Defendant could have requested the murder instruction but failed to do so. We must conclude that the burden was on defendant to request the murder instruction, and that in absence of such request, the failure of the judge to so instruct was not reversible error in a case such- as we have before us, where the jury was fully instructed on the issue of “attempt.” .

It is finally argued by defendant that certain remarks by the prosecutor in closing argument were prejudicial and justify a reversal. Defendant notes the mention of the killing of Lee Harvey Oswald by Jack Ruby and asserted misstatements of facts concerning events leading up to the shooting in the instant case and the subsequent apprehension of the defendant by the police. We do not have a verbatim transcript of the closing argument before us. It appears that defendant waived a written transcript at the time of argument and that a tape recording was made. When defendant sought the recording for the purpose of this appeal, he was told by the State that the recording was lost. Defendant thus argues that he was denied his right to effective appellate review. The State replies that defendant could have attempted, but did not attempt, to secure a bystander’s report of proceedings as provided in Supreme Court Rules 612(c) and 323(c) (Ill. Rev. Stat. 1973, ch. 110A, pars. 612(c), 323(c)). In People v. Smith, 42 Ill.2d 479, 248 N.E.2d 68, an argument was made by defendant that the unavailability of the transcript of the allegedly prejudicial closing argument deprived him of effective review. The supreme court said in that case at 42 Ill.2d 479, 483:

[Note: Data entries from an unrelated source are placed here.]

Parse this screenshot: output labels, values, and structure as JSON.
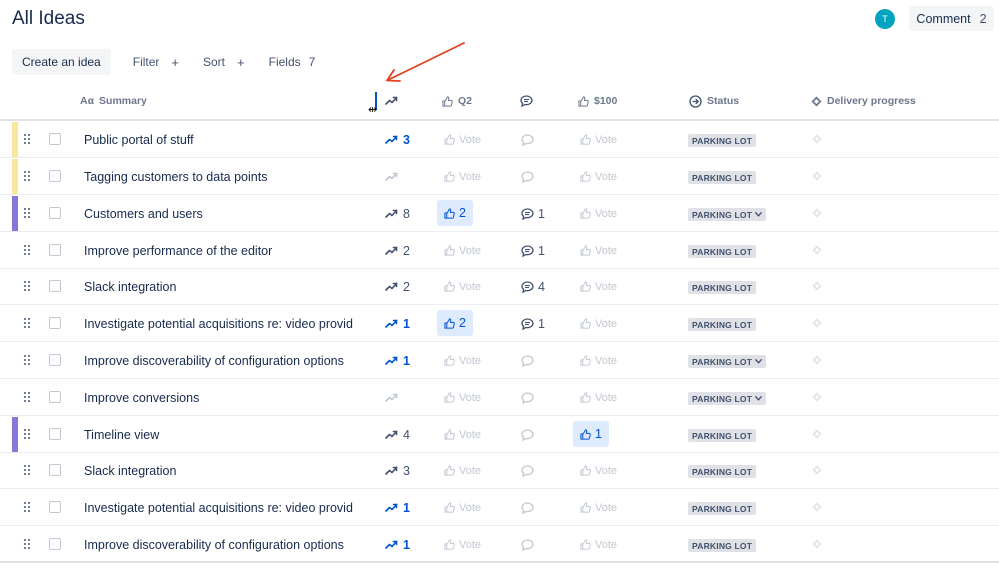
{
  "page": {
    "title": "All Ideas"
  },
  "header_actions": {
    "avatar_initial": "T",
    "comment_label": "Comment",
    "comment_count": "2"
  },
  "toolbar": {
    "create_label": "Create an idea",
    "filter_label": "Filter",
    "filter_plus": "+",
    "sort_label": "Sort",
    "sort_plus": "+",
    "fields_label": "Fields",
    "fields_count": "7"
  },
  "columns": {
    "summary": "Summary",
    "summary_prefix": "Aα",
    "q2": "Q2",
    "usd100": "$100",
    "status": "Status",
    "delivery": "Delivery progress"
  },
  "vote_placeholder": "Vote",
  "colors": {
    "stripe_yellow": "#f8e6a0",
    "stripe_purple": "#8777d9",
    "accent_blue": "#0052cc",
    "annotation_red": "#e2401c"
  },
  "rows": [
    {
      "summary": "Public portal of stuff",
      "stripe": "yellow",
      "trend": "3",
      "trend_blue": true,
      "q2": "",
      "comments": "",
      "usd100": "",
      "status": "PARKING LOT",
      "dropdown": false
    },
    {
      "summary": "Tagging customers to data points",
      "stripe": "yellow",
      "trend": "",
      "trend_blue": false,
      "q2": "",
      "comments": "",
      "usd100": "",
      "status": "PARKING LOT",
      "dropdown": false
    },
    {
      "summary": "Customers and users",
      "stripe": "purple",
      "trend": "8",
      "trend_blue": false,
      "q2": "2",
      "comments": "1",
      "usd100": "",
      "status": "PARKING LOT",
      "dropdown": true
    },
    {
      "summary": "Improve performance of the editor",
      "stripe": "",
      "trend": "2",
      "trend_blue": false,
      "q2": "",
      "comments": "1",
      "usd100": "",
      "status": "PARKING LOT",
      "dropdown": false
    },
    {
      "summary": "Slack integration",
      "stripe": "",
      "trend": "2",
      "trend_blue": false,
      "q2": "",
      "comments": "4",
      "usd100": "",
      "status": "PARKING LOT",
      "dropdown": false
    },
    {
      "summary": "Investigate potential acquisitions re: video provid…",
      "stripe": "",
      "trend": "1",
      "trend_blue": true,
      "q2": "2",
      "comments": "1",
      "usd100": "",
      "status": "PARKING LOT",
      "dropdown": false
    },
    {
      "summary": "Improve discoverability of configuration options",
      "stripe": "",
      "trend": "1",
      "trend_blue": true,
      "q2": "",
      "comments": "",
      "usd100": "",
      "status": "PARKING LOT",
      "dropdown": true
    },
    {
      "summary": "Improve conversions",
      "stripe": "",
      "trend": "",
      "trend_blue": false,
      "q2": "",
      "comments": "",
      "usd100": "",
      "status": "PARKING LOT",
      "dropdown": true
    },
    {
      "summary": "Timeline view",
      "stripe": "purple",
      "trend": "4",
      "trend_blue": false,
      "q2": "",
      "comments": "",
      "usd100": "1",
      "status": "PARKING LOT",
      "dropdown": false
    },
    {
      "summary": "Slack integration",
      "stripe": "",
      "trend": "3",
      "trend_blue": false,
      "q2": "",
      "comments": "",
      "usd100": "",
      "status": "PARKING LOT",
      "dropdown": false
    },
    {
      "summary": "Investigate potential acquisitions re: video provid…",
      "stripe": "",
      "trend": "1",
      "trend_blue": true,
      "q2": "",
      "comments": "",
      "usd100": "",
      "status": "PARKING LOT",
      "dropdown": false
    },
    {
      "summary": "Improve discoverability of configuration options",
      "stripe": "",
      "trend": "1",
      "trend_blue": true,
      "q2": "",
      "comments": "",
      "usd100": "",
      "status": "PARKING LOT",
      "dropdown": false
    }
  ]
}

“No specific remarks are mentioned, however, and the absence of specification is sought to be justified on the ground that ‘the final arguments were not reported by the official reporter.’ The defendant’s position is that because the court reporter did not take down the final arguments of the attorneys, he is precluded from showing their prejudicial nature, and that his conviction must therefore be reversed. We cannot accept this contention. The responsibifity for the proper preservation of the record of the proceedings before the trial court rests upon the defendant. [ Citations.] The defendant’s attorney made no request that the argu*27ments be taken down. Nor was the defendant prejudiced by the failure to report the argument in this case, since the common law and the rules of this court make adequate provision for the reconstruction of the proceedings at trial.”

While there are distinctions between the facts in this case and those in the Smith case, and we believe that the State should have been more careful in preserving the tape recording, the provisions of Supreme Court Rule 323(c) on the reconstruction of the record would have sufficed in the cause before us. Such a “bystander’s report” may not always be sufficient to show the possible prejudicial effect of a closing argument, but we cannot determine this without having such a substitute to examine. We must conclude that by failing to attempt a reconstruction of the record, defendant has waived his contention.

For the reasons stated, we conclude that the judgment of the Circuit Court of Rock Island County should be and is affirmed.

Judgment affirmed.

STOUDER, P. J., and BARRY, J., concur.